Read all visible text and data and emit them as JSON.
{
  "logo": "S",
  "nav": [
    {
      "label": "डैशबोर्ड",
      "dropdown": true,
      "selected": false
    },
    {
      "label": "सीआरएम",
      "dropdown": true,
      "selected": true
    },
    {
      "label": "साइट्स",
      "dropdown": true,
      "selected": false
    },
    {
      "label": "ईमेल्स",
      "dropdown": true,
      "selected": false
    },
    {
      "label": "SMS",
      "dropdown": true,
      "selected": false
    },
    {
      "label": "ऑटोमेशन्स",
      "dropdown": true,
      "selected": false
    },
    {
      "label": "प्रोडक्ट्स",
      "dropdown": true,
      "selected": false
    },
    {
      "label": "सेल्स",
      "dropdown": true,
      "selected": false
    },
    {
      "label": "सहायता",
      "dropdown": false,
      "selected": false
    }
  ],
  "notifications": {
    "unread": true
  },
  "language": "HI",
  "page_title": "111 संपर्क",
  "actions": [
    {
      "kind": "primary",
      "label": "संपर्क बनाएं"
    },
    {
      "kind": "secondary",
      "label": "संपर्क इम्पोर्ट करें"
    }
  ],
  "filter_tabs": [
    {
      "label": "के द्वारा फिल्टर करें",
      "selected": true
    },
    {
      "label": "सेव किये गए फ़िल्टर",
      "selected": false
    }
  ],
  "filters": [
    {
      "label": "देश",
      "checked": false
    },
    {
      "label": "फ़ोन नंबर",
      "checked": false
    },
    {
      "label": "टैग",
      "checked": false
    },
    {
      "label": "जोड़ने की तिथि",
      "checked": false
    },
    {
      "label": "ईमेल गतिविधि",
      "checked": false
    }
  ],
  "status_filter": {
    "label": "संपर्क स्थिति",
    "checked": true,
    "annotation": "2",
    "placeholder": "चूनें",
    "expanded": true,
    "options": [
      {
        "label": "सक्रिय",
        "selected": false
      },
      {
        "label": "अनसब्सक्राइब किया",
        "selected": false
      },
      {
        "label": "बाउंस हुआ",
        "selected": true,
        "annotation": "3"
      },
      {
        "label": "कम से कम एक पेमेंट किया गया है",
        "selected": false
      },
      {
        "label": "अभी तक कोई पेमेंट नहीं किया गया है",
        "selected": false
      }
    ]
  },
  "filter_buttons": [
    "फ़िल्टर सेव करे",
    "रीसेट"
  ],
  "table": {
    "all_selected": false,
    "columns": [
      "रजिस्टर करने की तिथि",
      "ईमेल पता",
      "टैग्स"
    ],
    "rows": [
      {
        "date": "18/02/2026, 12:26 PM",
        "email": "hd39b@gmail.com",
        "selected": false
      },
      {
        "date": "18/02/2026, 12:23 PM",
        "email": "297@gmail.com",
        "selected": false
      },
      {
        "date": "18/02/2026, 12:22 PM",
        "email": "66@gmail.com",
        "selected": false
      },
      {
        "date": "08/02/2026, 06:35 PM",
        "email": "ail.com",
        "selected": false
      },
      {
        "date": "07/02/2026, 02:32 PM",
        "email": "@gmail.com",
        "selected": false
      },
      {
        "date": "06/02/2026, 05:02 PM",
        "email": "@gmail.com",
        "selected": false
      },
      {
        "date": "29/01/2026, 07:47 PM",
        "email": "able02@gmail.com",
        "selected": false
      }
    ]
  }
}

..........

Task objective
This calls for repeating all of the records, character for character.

Output of the task
Read all visible text and data and emit them as JSON.
{
  "logo": "S",
  "nav": [
    {
      "label": "डैशबोर्ड",
      "dropdown": true,
      "selected": false
    },
    {
      "label": "सीआरएम",
      "dropdown": true,
      "selected": true
    },
    {
      "label": "साइट्स",
      "dropdown": true,
      "selected": false
    },
    {
      "label": "ईमेल्स",
      "dropdown": true,
      "selected": false
    },
    {
      "label": "SMS",
      "dropdown": true,
      "selected": false
    },
    {
      "label": "ऑटोमेशन्स",
      "dropdown": true,
      "selected": false
    },
    {
      "label": "प्रोडक्ट्स",
      "dropdown": true,
      "selected": false
    },
    {
      "label": "सेल्स",
      "dropdown": true,
      "selected": false
    },
    {
      "label": "सहायता",
      "dropdown": false,
      "selected": false
    }
  ],
  "notifications": {
    "unread": true
  },
  "language": "HI",
  "page_title": "111 संपर्क",
  "actions": [
    {
      "kind": "primary",
      "label": "संपर्क बनाएं"
    },
    {
      "kind": "secondary",
      "label": "संपर्क इम्पोर्ट करें"
    }
  ],
  "filter_tabs": [
    {
      "label": "के द्वारा फिल्टर करें",
      "selected": true
    },
    {
      "label": "सेव किये गए फ़िल्टर",
      "selected": false
    }
  ],
  "filters": [
    {
      "label": "देश",
      "checked": false
    },
    {
      "label": "फ़ोन नंबर",
      "checked": false
    },
    {
      "label": "टैग",
      "checked": false
    },
    {
      "label": "जोड़ने की तिथि",
      "checked": false
    },
    {
      "label": "ईमेल गतिविधि",
      "checked": false
    }
  ],
  "status_filter": {
    "label": "संपर्क स्थिति",
    "checked": true,
    "annotation": "2",
    "placeholder": "चूनें",
    "expanded": true,
    "options": [
      {
        "label": "सक्रिय",
        "selected": false
      },
      {
        "label": "अनसब्सक्राइब किया",
        "selected": false
      },
      {
        "label": "बाउंस हुआ",
        "selected": true,
        "annotation": "3"
      },
      {
        "label": "कम से कम एक पेमेंट किया गया है",
        "selected": false
      },
      {
        "label": "अभी तक कोई पेमेंट नहीं किया गया है",
        "selected": false
      }
    ]
  },
  "filter_buttons": [
    "फ़िल्टर सेव करे",
    "रीसेट"
  ],
  "table": {
    "all_selected": false,
    "columns": [
      "रजिस्टर करने की तिथि",
      "ईमेल पता",
      "टैग्स"
    ],
    "rows": [
      {
        "date": "18/02/2026, 12:26 PM",
        "email": "hd39b@gmail.com",
        "selected": false
      },
      {
        "date": "18/02/2026, 12:23 PM",
        "email": "297@gmail.com",
        "selected": false
      },
      {
        "date": "18/02/2026, 12:22 PM",
        "email": "66@gmail.com",
        "selected": false
      },
      {
        "date": "08/02/2026, 06:35 PM",
        "email": "ail.com",
        "selected": false
      },
      {
        "date": "07/02/2026, 02:32 PM",
        "email": "@gmail.com",
        "selected": false
      },
      {
        "date": "06/02/2026, 05:02 PM",
        "email": "@gmail.com",
        "selected": false
      },
      {
        "date": "29/01/2026, 07:47 PM",
        "email": "able02@gmail.com",
        "selected": false
      }
    ]
  }
}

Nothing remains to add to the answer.